CAPE TOWN – Stock markets are booming as risk-on strategies came into play since the sell-off in the final quarter of last year.
The MSCI World index recouped nearly all the losses and is currently trading just 3.4percent off its all-time high in January last year, while US stocks as measured by the S&P 500 Composite Index topped its all-time high last year.
The Chicago Board of Exchange’s volatility indicator, VIX – also termed the “fear” or anxiety indicator by the market, gradually decreased from fear at a high of 30 in December to euphoria with the index currently at the same levels before the breakout in October.
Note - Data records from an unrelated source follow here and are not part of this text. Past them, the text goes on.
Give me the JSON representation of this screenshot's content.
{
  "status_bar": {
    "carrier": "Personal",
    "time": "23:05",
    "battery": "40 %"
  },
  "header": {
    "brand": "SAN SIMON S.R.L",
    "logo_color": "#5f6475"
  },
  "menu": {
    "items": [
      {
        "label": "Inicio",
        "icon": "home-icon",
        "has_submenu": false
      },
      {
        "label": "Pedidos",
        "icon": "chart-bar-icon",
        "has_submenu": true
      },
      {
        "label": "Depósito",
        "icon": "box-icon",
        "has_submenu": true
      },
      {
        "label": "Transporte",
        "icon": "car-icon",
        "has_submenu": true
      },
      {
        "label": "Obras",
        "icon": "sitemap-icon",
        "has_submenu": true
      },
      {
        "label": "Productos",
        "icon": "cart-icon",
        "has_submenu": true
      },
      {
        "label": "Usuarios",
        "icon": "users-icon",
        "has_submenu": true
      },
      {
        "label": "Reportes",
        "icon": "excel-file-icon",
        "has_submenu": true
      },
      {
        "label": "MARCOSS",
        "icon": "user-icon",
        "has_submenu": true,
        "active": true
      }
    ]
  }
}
The staggering performance of the stock markets means that they find themselves in very rich valuation territories again.
The Nobel Laureate Robert Shiller’s cyclically adjusted price to earnings (PE) ratio or PE10 is within 5percent of the level when the MSCI World Index peaked in January last year, while the US market’s valuation is within 6percent from its peak in 2018.
The valuations are underpinned by current consumer and business confidence, but a major concern is specifically that the US market’s valuation is at the highest levels since October 2001, while the MSCI World Index’s valuation is near the highest levels last seen in May 2008.
What it boils down to is that global equity markets are just as vulnerable as they were in January last year and in 2001 and even more vulnerable than in 2008. This, at a time when indicators suggest that the US economy is facing slower economic growth or even a recession after next year’s election.
The Gray Rhino, coined by Michele Wucker, means “why do we ignore problems when the costs and consequences of failing to act are obvious?” The combination of fully-valued or expensive stock markets and market euphoria means your financial health is prone to anxiety attacks caused by Gray Rhinos.
There are lots of other Gray Rhinos out there, while a Black Swan event – an event that comes as a surprise, has a major effect and is often inappropriately rationalised after the fact with the benefit of hindsight – cannot be excluded, specifically on the geopolitical front.
BlackRock Investment Institute’s geopolitical risk dashboard (www.blackrockblog.com/blackrock-geopolitical-risk-dashboard/) in March highlighted four top geopolitical risks of which US-China relations and European fragmentation and Brexit are the most worrying to them.
They see US-China tensions as structural and long-lasting and any trade truce should not be seen as an improvement in the overall relationship – an accidental or deliberate clash in the South China Sea and tensions over Taiwan are other risk factors.
Due to the increasing policy and economic challenges they are concerned about Europe’s manoeuvrability should the economy slip into recession.
Globally, the potential black elephant – a combination between the black swan and the proverbial elephant in the room, who does something no one predicts – is unequivocally Donald Trump. He is hell-bent on getting himself and his party re-elected next year and may do strange things to try to achieve it.
Domestically, the elephant in the room is how the political playing field, its players, referees and rules of the game will look post the upcoming election. Strange and unexpected things may happen too.
Has the time not arrived to fade risk again by adding some risk-off strategies to your portfolio?
Gold again proved its value in the risk-off strategies in the final quarter of last year when the gold price jumped $90 (R1280.31) an ounce while developed market equities as measured by the MSCI World Index in terms of US dollars ended the quarter down 14percent from the previous quarter.
After peaking at $1341 in February, the risk-on strategies saw gold lose $43 and is currently around the same levels as at the end of last year. My analysis indicates that investment demand for gold declined by as much as 50tons to 100tons in the first quarter of this year and remains low.
Consumer Staples stocks as measured by the MSCI World Staples Index in terms of US dollars also proved its value in fade-risk strategies during the sell-off in global equity markets in the fourth quarter last year by outperforming the MSCI World Index by nearly 8percent.
Risk-on strategies since the end of last year saw consumer staples underperforming by more than 3percent.
You can use the current low volatility or market euphoria to guard against potential Gray Rhino or Black Elephant strikes by adding volatility ETFs to your portfolio. iPath Series B S&P 500 VIX Short Term Futures ETN (VXXB) is one example.
During the sell-off in global equity markets in the fourth quarter, the ETF jumped to $46.99 at the end of December from $26.7 at the end of September. The risk-on strategies and lower fear factor, VIX, caused the ETF to slump to $25 currently. But beware, these funds are used primarily to capitalise on sharp market downturns. Professional assistance is crucial due to the nature of the ETF’s potential impact on your investment portfolio.
Turning points in the markets are mostly event-driven and are exacerbated by overvalued markets and complacency.
Ryk de Klerk is an independent analyst. Contact email@example.com. His views expressed above are his own. You should consult your broker and/or investment adviser for advice.